Accordingly, we can see that Williamson has it exactly backwards in regards to the supposed “dogmatism” of naturalism and the scientific spirit. For who is more dogmatic? The naturalistic who “dogmatically” proclaims the supernatural realm is an illusion based on the latest and greatest brain science, or the supernaturalist who proclaims he “just knows” the supernatural realm exists because he has faith in it? For this is the great advantage of naturalism: what it “dogmatically” proclaims to exist (the non-supernatural reality) is, in principle, discoverable or encounterable by means of our fleshy sensory apparatuses coupled with whatever tools we can harness, like the telescope or atom-smasher. In contrast, what supernaturalism dogmatically proclaims to exist is not, in principle, encounterable by such flesh for the supernatural is defined as being outside of time and space. Of course, supernaturalists often claim that supernatural entities do in fact interact with our world, but such claims cannot be brought into the respectable scientific arena of prediction and manipulation, so the claims are often left unprincipled and taken on faith. And of course, supernaturalists often report experiences of the supernatural. But in regards to explaining such experiences, it strikes me as obvious that brain science and evolutionary theory (including theories of cultural evolution) does a better job of accounting for why people believe their experiences of the supernatural are veridical. A better explanation than “the experiences are accurate” is that the brain is capable of causing hallucinations that are triggered by specific cultural contexts such as being raised in a religious environment where the interpretational framework of supernaturalism exists. It remains to be seen if a far-future atheistic society would interpret hallucinations in the same way as most people do now.

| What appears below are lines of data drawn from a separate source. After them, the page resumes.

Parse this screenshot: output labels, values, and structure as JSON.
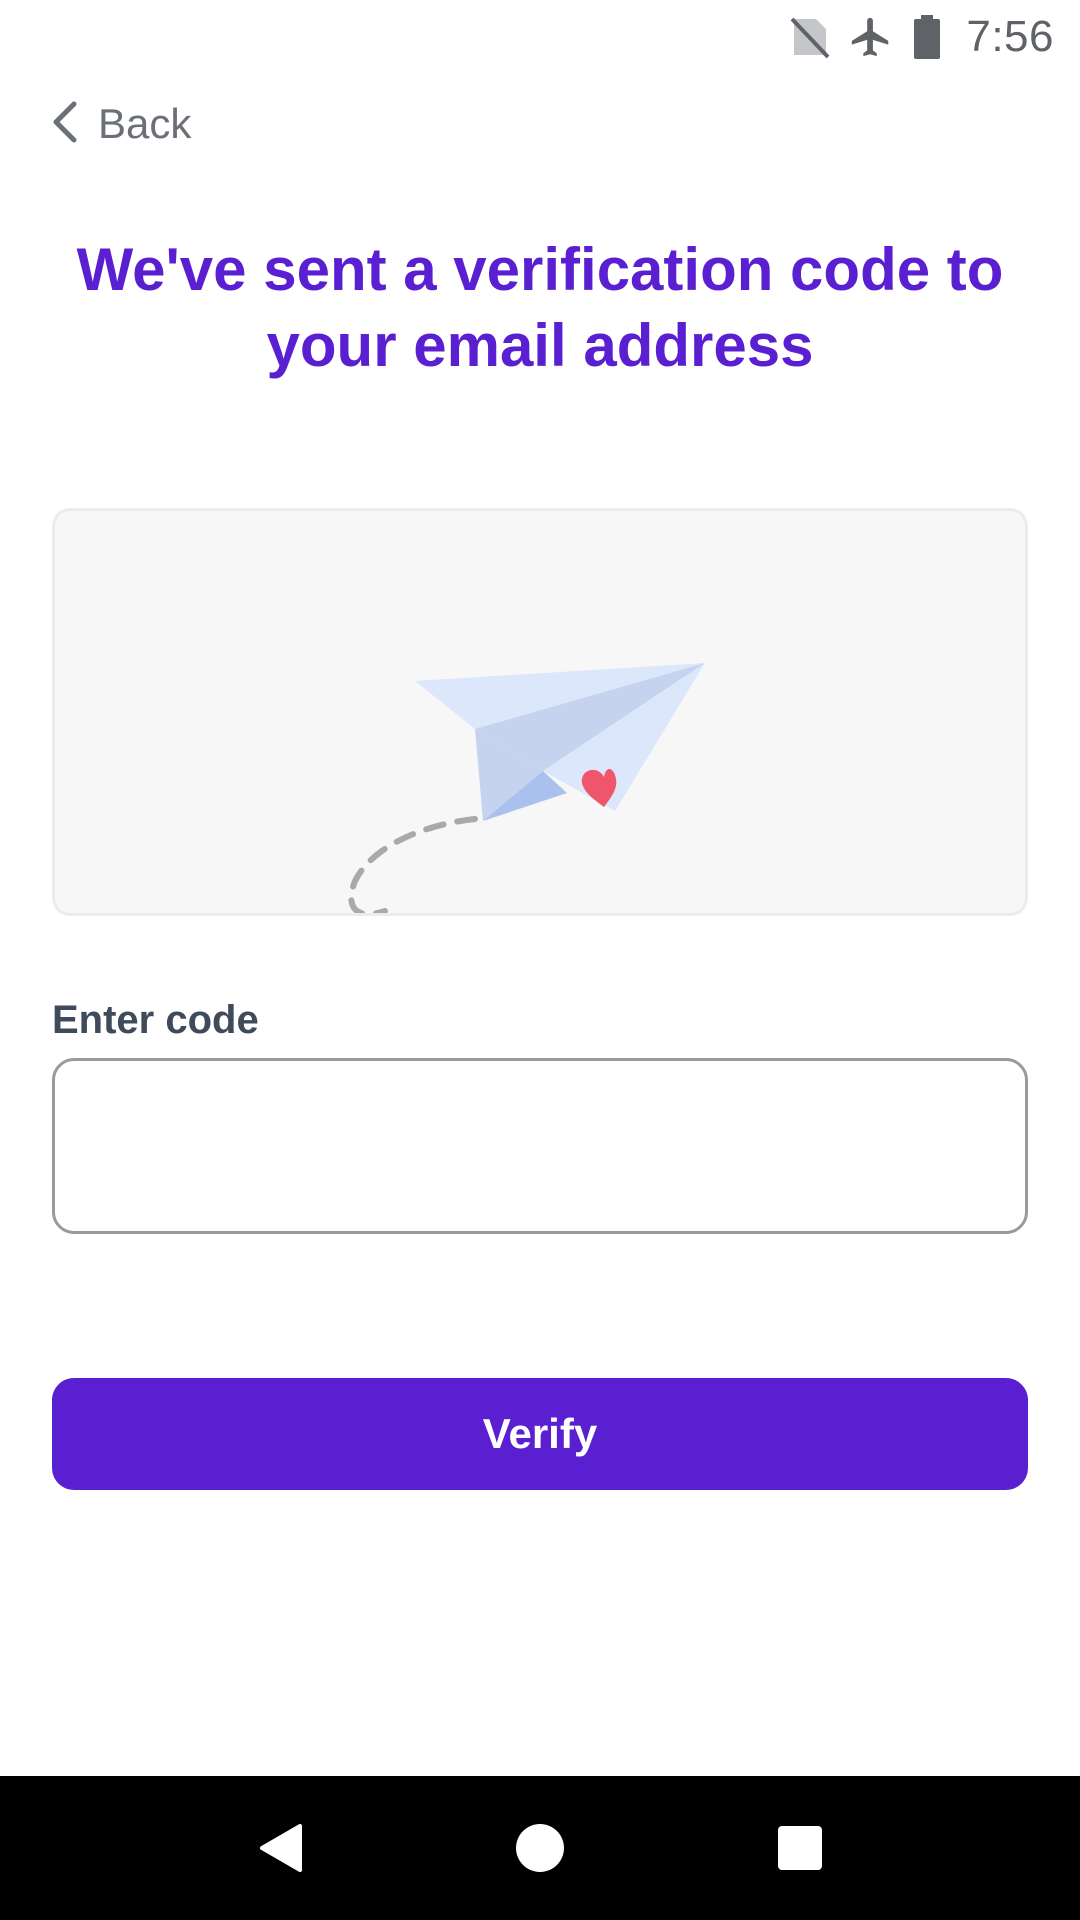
{
  "status_bar": {
    "time": "7:56",
    "icons": [
      "no-sim-icon",
      "airplane-mode-icon",
      "battery-icon"
    ]
  },
  "header": {
    "back_label": "Back",
    "back_icon": "chevron-left-icon"
  },
  "main": {
    "headline": "We've sent a verification code to your email address",
    "illustration": "paper-plane-heart-icon",
    "code_field": {
      "label": "Enter code",
      "value": "",
      "placeholder": ""
    },
    "verify_label": "Verify"
  },
  "nav_bar": {
    "icons": [
      "nav-back-icon",
      "nav-home-icon",
      "nav-recents-icon"
    ]
  },
  "colors": {
    "accent": "#5a1fd0",
    "label": "#3f4a5a",
    "heart": "#f0566b",
    "plane": "#dde7fb"
  }
}
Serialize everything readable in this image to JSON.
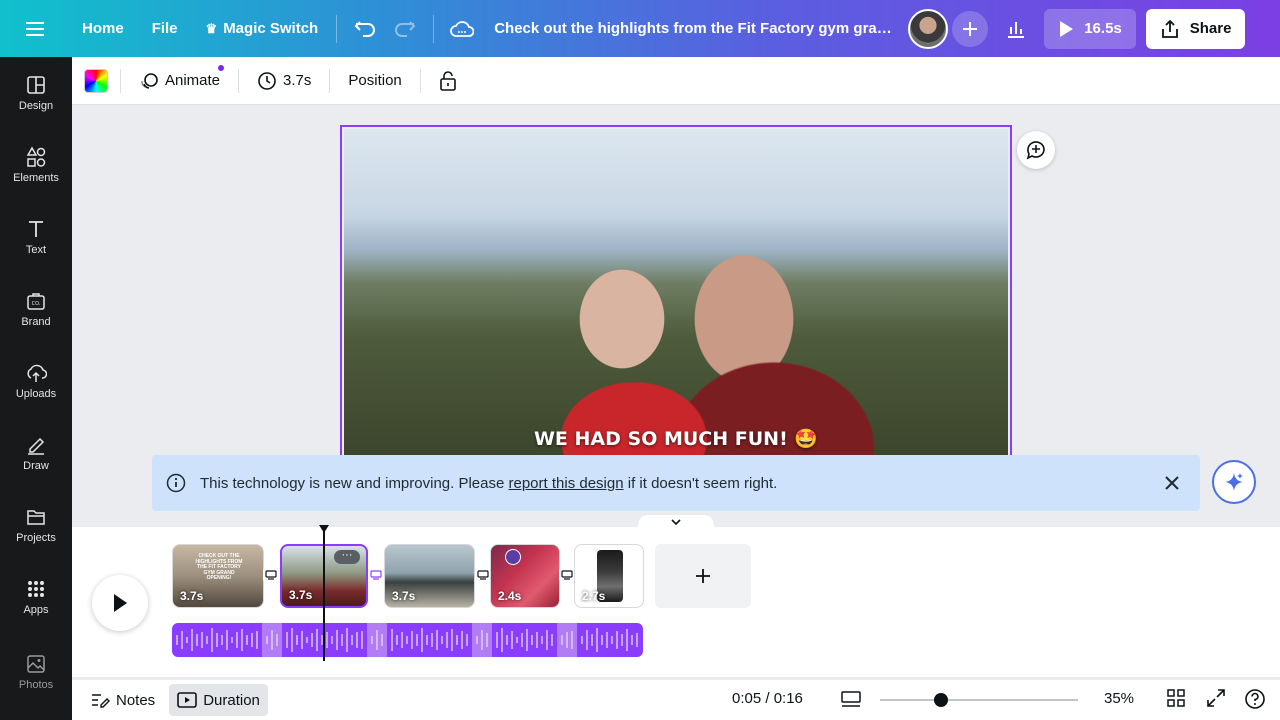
{
  "topbar": {
    "home": "Home",
    "file": "File",
    "magic_switch": "Magic Switch",
    "title": "Check out the highlights from the Fit Factory gym grand ...",
    "play_duration": "16.5s",
    "share": "Share"
  },
  "sidebar": {
    "items": [
      {
        "label": "Design",
        "icon": "design-icon"
      },
      {
        "label": "Elements",
        "icon": "elements-icon"
      },
      {
        "label": "Text",
        "icon": "text-icon"
      },
      {
        "label": "Brand",
        "icon": "brand-icon"
      },
      {
        "label": "Uploads",
        "icon": "uploads-icon"
      },
      {
        "label": "Draw",
        "icon": "draw-icon"
      },
      {
        "label": "Projects",
        "icon": "projects-icon"
      },
      {
        "label": "Apps",
        "icon": "apps-icon"
      }
    ],
    "photos": "Photos"
  },
  "toolbar": {
    "animate": "Animate",
    "duration": "3.7s",
    "position": "Position"
  },
  "canvas": {
    "caption": "WE HAD SO MUCH FUN! 🤩"
  },
  "notice": {
    "text_before": "This technology is new and improving. Please ",
    "link": "report this design",
    "text_after": " if it doesn't seem right."
  },
  "timeline": {
    "clips": [
      {
        "duration": "3.7s",
        "overlay": "CHECK OUT THE HIGHLIGHTS FROM THE FIT FACTORY GYM GRAND OPENING!"
      },
      {
        "duration": "3.7s",
        "selected": true
      },
      {
        "duration": "3.7s"
      },
      {
        "duration": "2.4s"
      },
      {
        "duration": "2.7s"
      }
    ]
  },
  "footer": {
    "notes": "Notes",
    "duration": "Duration",
    "time": "0:05 / 0:16",
    "zoom_percent": "35%",
    "zoom_level": 0.31
  },
  "colors": {
    "accent": "#8b3dff",
    "notice_bg": "#cfe2fb",
    "sidebar_bg": "#18191b"
  }
}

In conclusion, I have attempted to argue that Williamson is wrong to claim naturalism’s most basic claim is about the hypothetico-deductive method being the only method of inquiry. Instead, naturalism’s most basic claim is that the supernatural realm implicitly and explicitly assumed to exist by religious people throughout history is in fact, fictive. All that exists is the natural world. But naturalism as a basic thesis makes no claims about about (1) what the natural world is most fundamentally or (2) what the best method(s) for inquiring about that world are. Both of these questions need not be completely resolved in order for us to see that supernaturalism (the only true opponent of naturalism) is intellectually bankrupt.


Filed under Philosophy, Theology